▶ [REQUIREMENT]: Those lines of the records that contain "mnemonic" are to be located and copied.

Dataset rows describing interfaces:
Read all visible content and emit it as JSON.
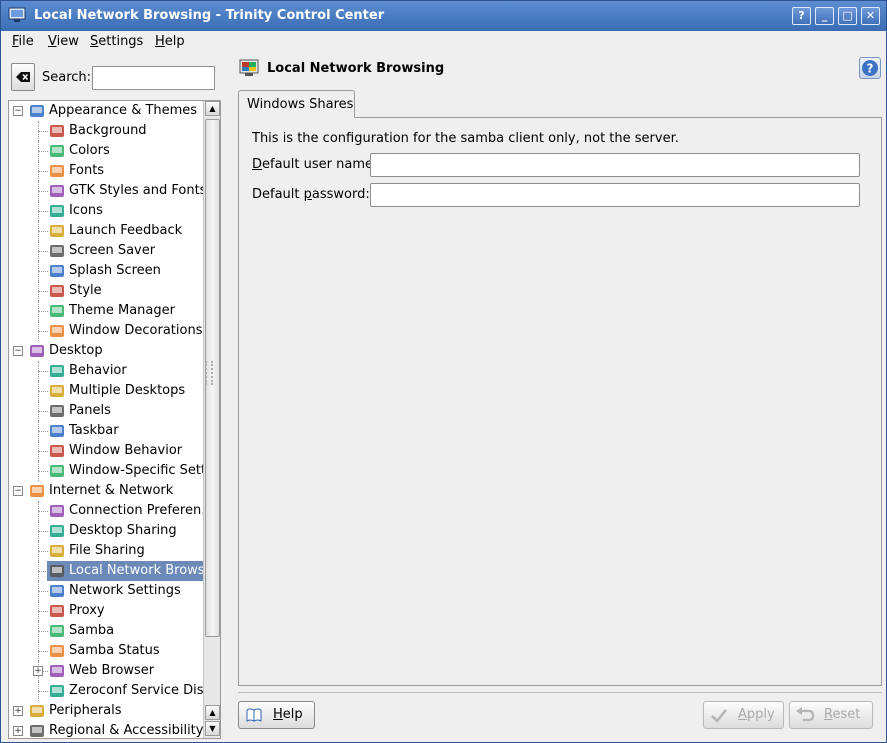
{
  "window": {
    "title": "Local Network Browsing - Trinity Control Center",
    "buttons": [
      "?",
      "_",
      "□",
      "✕"
    ]
  },
  "menu": [
    {
      "label": "File",
      "mnemonic": "F",
      "rest": "ile"
    },
    {
      "label": "View",
      "mnemonic": "V",
      "rest": "iew"
    },
    {
      "label": "Settings",
      "mnemonic": "S",
      "rest": "ettings"
    },
    {
      "label": "Help",
      "mnemonic": "H",
      "rest": "elp"
    }
  ],
  "search": {
    "label": "Search:",
    "value": ""
  },
  "tree": [
    {
      "label": "Appearance & Themes",
      "level": 0,
      "expanded": true
    },
    {
      "label": "Background",
      "level": 1
    },
    {
      "label": "Colors",
      "level": 1
    },
    {
      "label": "Fonts",
      "level": 1
    },
    {
      "label": "GTK Styles and Fonts",
      "level": 1
    },
    {
      "label": "Icons",
      "level": 1
    },
    {
      "label": "Launch Feedback",
      "level": 1
    },
    {
      "label": "Screen Saver",
      "level": 1
    },
    {
      "label": "Splash Screen",
      "level": 1
    },
    {
      "label": "Style",
      "level": 1
    },
    {
      "label": "Theme Manager",
      "level": 1
    },
    {
      "label": "Window Decorations",
      "level": 1
    },
    {
      "label": "Desktop",
      "level": 0,
      "expanded": true
    },
    {
      "label": "Behavior",
      "level": 1
    },
    {
      "label": "Multiple Desktops",
      "level": 1
    },
    {
      "label": "Panels",
      "level": 1
    },
    {
      "label": "Taskbar",
      "level": 1
    },
    {
      "label": "Window Behavior",
      "level": 1
    },
    {
      "label": "Window-Specific Sett…",
      "level": 1
    },
    {
      "label": "Internet & Network",
      "level": 0,
      "expanded": true
    },
    {
      "label": "Connection Preferen…",
      "level": 1
    },
    {
      "label": "Desktop Sharing",
      "level": 1
    },
    {
      "label": "File Sharing",
      "level": 1
    },
    {
      "label": "Local Network Brows…",
      "level": 1,
      "selected": true
    },
    {
      "label": "Network Settings",
      "level": 1
    },
    {
      "label": "Proxy",
      "level": 1
    },
    {
      "label": "Samba",
      "level": 1
    },
    {
      "label": "Samba Status",
      "level": 1
    },
    {
      "label": "Web Browser",
      "level": 1,
      "expandable": true
    },
    {
      "label": "Zeroconf Service Disc…",
      "level": 1
    },
    {
      "label": "Peripherals",
      "level": 0,
      "expanded": false
    },
    {
      "label": "Regional & Accessibility",
      "level": 0,
      "expanded": false
    }
  ],
  "module": {
    "title": "Local Network Browsing"
  },
  "tab": {
    "label": "Windows Shares"
  },
  "content": {
    "info": "This is the configuration for the samba client only, not the server.",
    "user_label_m": "D",
    "user_label_rest": "efault user name:",
    "user_value": "",
    "pass_label_pre": "Default ",
    "pass_label_m": "p",
    "pass_label_rest": "assword:",
    "pass_value": ""
  },
  "buttons": {
    "help": "Help",
    "help_m": "H",
    "help_rest": "elp",
    "apply": "Apply",
    "apply_m": "A",
    "apply_rest": "pply",
    "reset": "Reset",
    "reset_m": "R",
    "reset_rest": "eset"
  },
  "colors": {
    "titlebar": "#3a6db5",
    "selection": "#6b8ab8",
    "background": "#efefef"
  }
}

▶ [TASK RESULT]:
      "mnemonic": "F",
      "mnemonic": "V",
      "mnemonic": "S",
      "mnemonic": "H",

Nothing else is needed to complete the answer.